The Spanish Political System: from Transición to Coalition . (Offered in FALL) This course investigates key topics of the Spanish political system, beginning with the transition to democracy (1975-1981), through the presidencies of González (1982-1996), Aznar (1996-2004) and Zapatero (2004-2011). Then, we will turn to changes provoked by the 2008 economic crisis, the 15M movement, the Catalan pro-independence movement, the creation of Podemos, and the first left-wing coalition government since the Civil War. Prof. Pablo Iglesias. (12 students max.) Download syllabus

Spanish Society and Economy in the EU. (Offered in SPRING) Study of the main changes in the Spanish Society and Economy in the last decades with special emphasis on questions related to EU origins, the Euro vs. the US dollar as an international currency, pros and cons of the European social model, the situation of women in Spain and the consequences of immigration in Spain. All these topics will help students to understand the daily realities they will face during their stay in Madrid. Prof. Ainhoa Marín. (12 students max., prerequisite ECON 101) Download syllabus
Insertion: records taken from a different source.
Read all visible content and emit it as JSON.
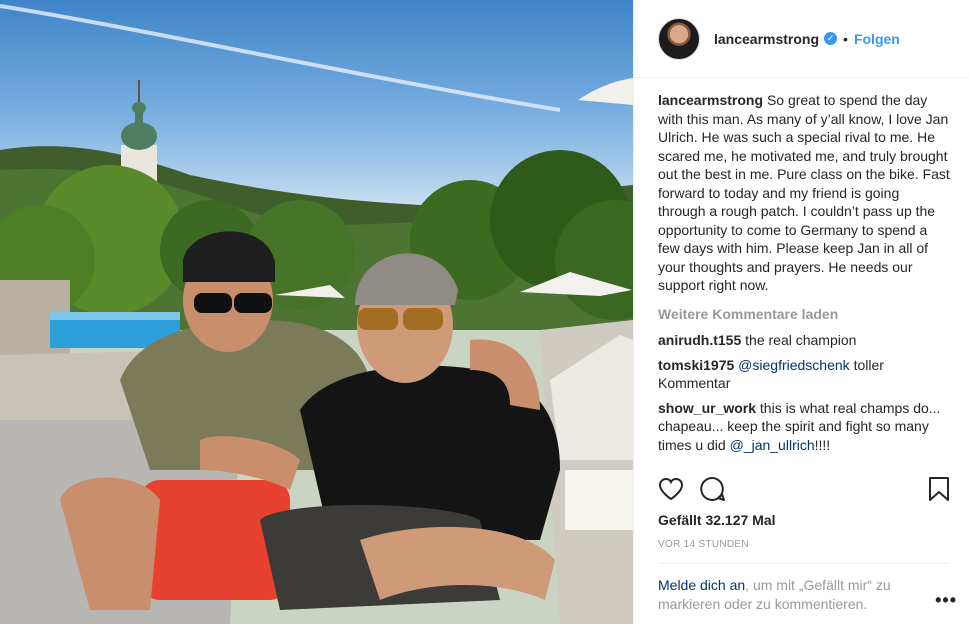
{
  "post": {
    "photo_alt": "photo",
    "header": {
      "username": "lancearmstrong",
      "separator": "•",
      "follow_label": "Folgen"
    },
    "caption": {
      "username": "lancearmstrong",
      "text": "So great to spend the day with this man. As many of y’all know, I love Jan Ulrich. He was such a special rival to me. He scared me, he motivated me, and truly brought out the best in me. Pure class on the bike. Fast forward to today and my friend is going through a rough patch. I couldn’t pass up the opportunity to come to Germany to spend a few days with him. Please keep Jan in all of your thoughts and prayers. He needs our support right now."
    },
    "load_more_label": "Weitere Kommentare laden",
    "comments": [
      {
        "username": "anirudh.t155",
        "text": "the real champion"
      },
      {
        "username": "tomski1975",
        "mention": "@siegfriedschenk",
        "text": "toller Kommentar"
      },
      {
        "username": "show_ur_work",
        "text": "this is what real champs do... chapeau... keep the spirit and fight so many times u did",
        "mention": "@_jan_ullrich",
        "suffix": "!!!!"
      }
    ],
    "likes_label": "Gefällt 32.127 Mal",
    "timestamp": "VOR 14 STUNDEN",
    "login_prompt": {
      "link": "Melde dich an",
      "text": ", um mit „Gefällt mir“ zu markieren oder zu kommentieren."
    },
    "more_options": "•••",
    "verified_glyph": "✓"
  },
  "icons": [
    "heart-icon",
    "comment-icon",
    "bookmark-icon",
    "verified-badge-icon"
  ]
}
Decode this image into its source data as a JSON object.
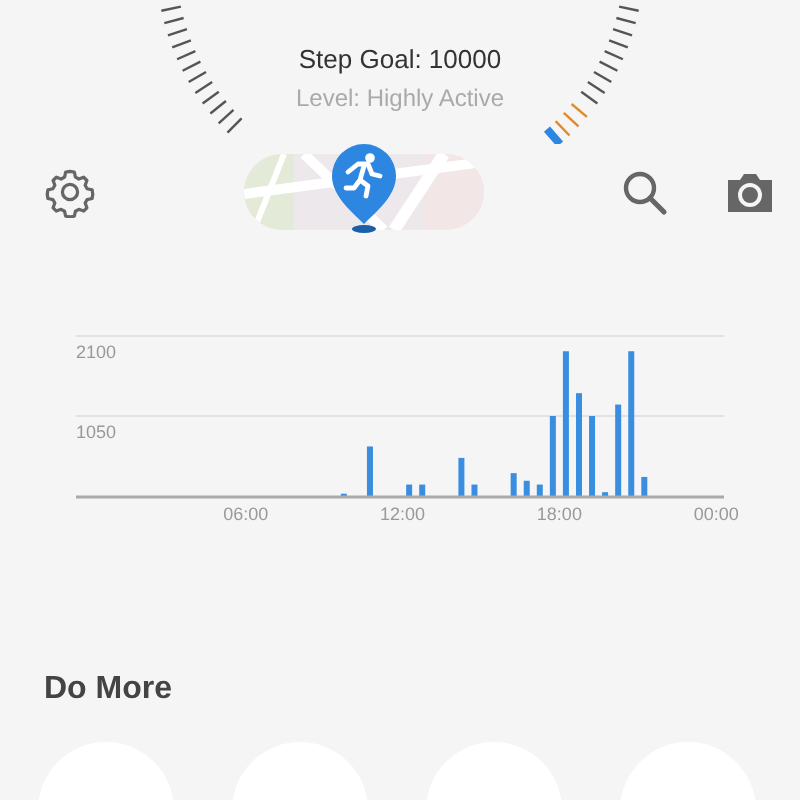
{
  "header": {
    "goal": "Step Goal: 10000",
    "level_text": "Level: Highly Active"
  },
  "activity_chart": {
    "chart_data": {
      "type": "bar",
      "x": [
        9.75,
        10.75,
        12.25,
        12.75,
        14.25,
        14.75,
        16.25,
        16.75,
        17.25,
        17.75,
        18.25,
        18.75,
        19.25,
        19.75,
        20.25,
        20.75,
        21.25
      ],
      "series": [
        {
          "color": "#3a8ee0",
          "values": [
            30,
            650,
            150,
            150,
            500,
            150,
            300,
            200,
            150,
            1050,
            1900,
            1350,
            1050,
            50,
            1200,
            1900,
            250
          ]
        }
      ],
      "xlim": [
        -0.5,
        24.3
      ],
      "ylim": [
        0,
        2100
      ],
      "xticks": [
        {
          "value": 6,
          "label": "06:00"
        },
        {
          "value": 12,
          "label": "12:00"
        },
        {
          "value": 18,
          "label": "18:00"
        },
        {
          "value": 24,
          "label": "00:00"
        }
      ],
      "yticks": [
        {
          "value": 1050,
          "label": "1050"
        },
        {
          "value": 2100,
          "label": "2100"
        }
      ]
    }
  },
  "do_more": {
    "title": "Do More"
  }
}
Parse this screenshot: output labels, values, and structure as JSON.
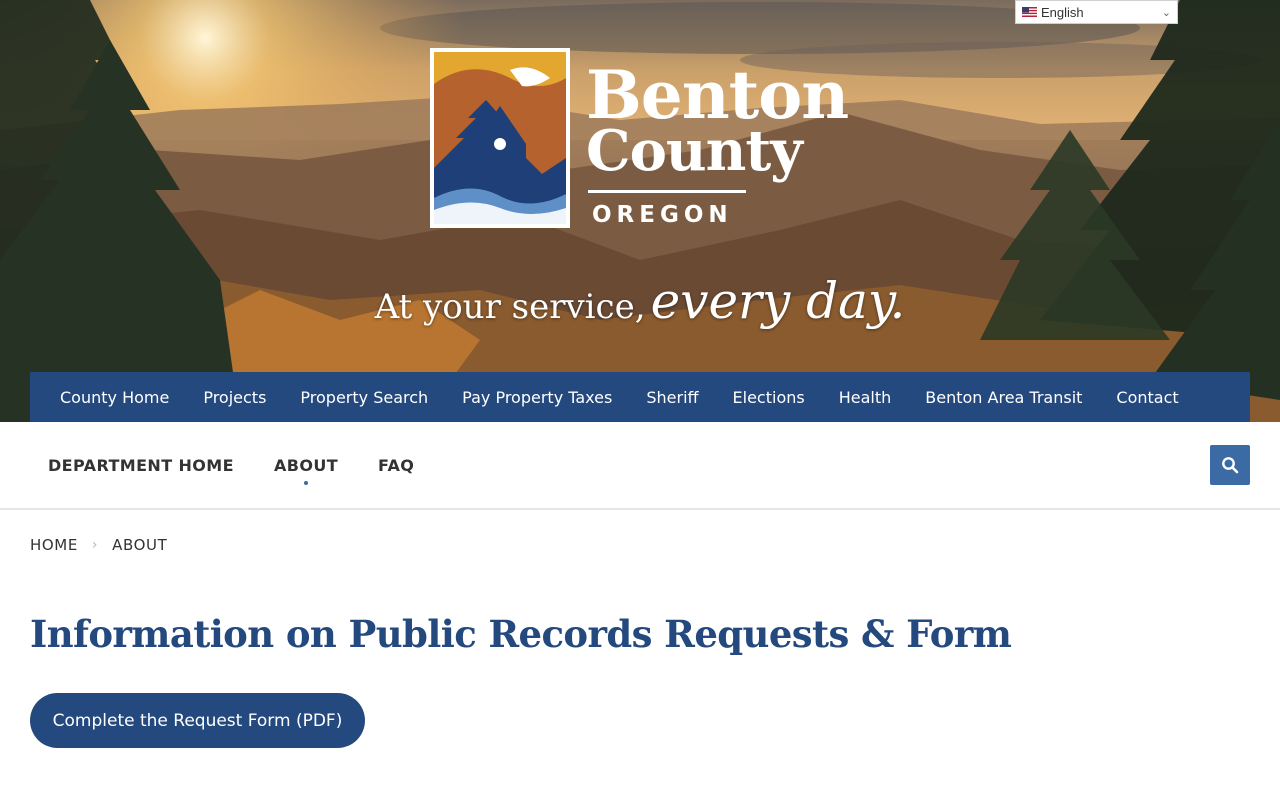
{
  "language_selector": {
    "selected": "English",
    "flag_icon": "us-flag-icon"
  },
  "brand": {
    "line1": "Benton",
    "line2": "County",
    "line3": "OREGON"
  },
  "tagline": {
    "part1": "At your service,",
    "part2": "every day."
  },
  "top_nav": {
    "items": [
      {
        "label": "County Home"
      },
      {
        "label": "Projects"
      },
      {
        "label": "Property Search"
      },
      {
        "label": "Pay Property Taxes"
      },
      {
        "label": "Sheriff"
      },
      {
        "label": "Elections"
      },
      {
        "label": "Health"
      },
      {
        "label": "Benton Area Transit"
      },
      {
        "label": "Contact"
      }
    ]
  },
  "dept_nav": {
    "items": [
      {
        "label": "DEPARTMENT HOME"
      },
      {
        "label": "ABOUT",
        "active": true
      },
      {
        "label": "FAQ"
      }
    ],
    "search_icon": "search-icon"
  },
  "breadcrumb": {
    "home": "HOME",
    "current": "ABOUT"
  },
  "main": {
    "title": "Information on Public Records Requests & Form",
    "cta_label": "Complete the Request Form (PDF)"
  },
  "colors": {
    "nav_blue": "#23497e",
    "accent_blue": "#3b6aa4",
    "logo_gold": "#e3a72f",
    "logo_rust": "#b5622e",
    "logo_navy": "#1f3f78"
  }
}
Advanced Spanish Language in Context I: (Offered in FALL and SPRING) Review and refinement of grammatical structure, practical vocabulary and syntax. Regular written compositions will be required. Special emphasis will be placed on the development of conversational skills. (12 students max.)

Advanced Spanish Language in Context II. (Offered in FALL and SPRING) Study and analysis of the structure of the Spanish language in both written (formal) and oral (colloquial) contexts, in order that the students acquire maximum competence in the recognition and use of the subtleties of the language. (12 students max.)

Advanced Spanish Language in Context III.  (Offered in FALL and SPRING) Study of the syntactical properties of the Spanish language and comparative analysis of English and Spanish structures, with an emphasis on reading and writing. (12 students max.)


Cervantes - El Quijote. (Offered in SPRING) Study of Cervantes’ masterpiece, with emphasis on its unique contribution to the birth of the modern novel and its reflection of Golden Age Spain. Prof. Francisco Layna Ranz. (12 students max.)
Download syllabus

Gender and Identity in Women’s Contemporary Literature. (Offered in FALL) Close analysis of representative examples of narrative, essay, poetry and theater of contemporary Spanish women writers. The works will be studied in the context of current feminist, hermeneutic and psychocritical theories. The course will include writings by Ana Maria Matute, Josefina Aldecoa, Carmen Martin Gaite, Gloria Fuertes, Esther Tusquets, Marina Mayoral, Mercedes Abad, Rosa Montero, Cristina Fernandez Cubas, Paloma Pedrero and Elena Santiago. Prof. Marcos Roca. (12 students max.)
Download syllabus

Subjectivity and Identity in Contemporary Spanish Poetry. (Offered in SPRING) Study of the most characteristic, stylistic and thematic concerns of poetry of the 20th century. Prof. Marcos Roca. (12 students max.)
Download syllabus

Courses at a Spanish university

Studying at a local Spanish university is a fundamental part of the cultural and academic experience for HCAYS students in Madrid. In addition to courses offered at the HCAYS Center, students can enroll in one course at the Universidad Autónoma de Madrid (UAM) or at the Universidad Complutense de Madrid (UCM). Both universities offer courses taught in Spanish, including anthropology, economics, international relations, law, literature, political sciences, sociology and history. We help students navigate through the process of finding the course that best fits their needs and curriculum requirements. Additionally, UAM and UCM offer sports facilities, choirs, bookstores, cafeterias and other extra-curricular activities, allowing students to be fully immersed in the Spanish language and culture. Please let us know if you are interested in taking a course at one of the Spanish Universities by contacting Carlos Jurado, the Academic Coordinator, at cjurado@hamilton.edu 


Contact Name

Hamilton College Academic Year in Spain

The $400 million campaign to provide students with a life-altering education.

Learn More About the Campaign

Site Search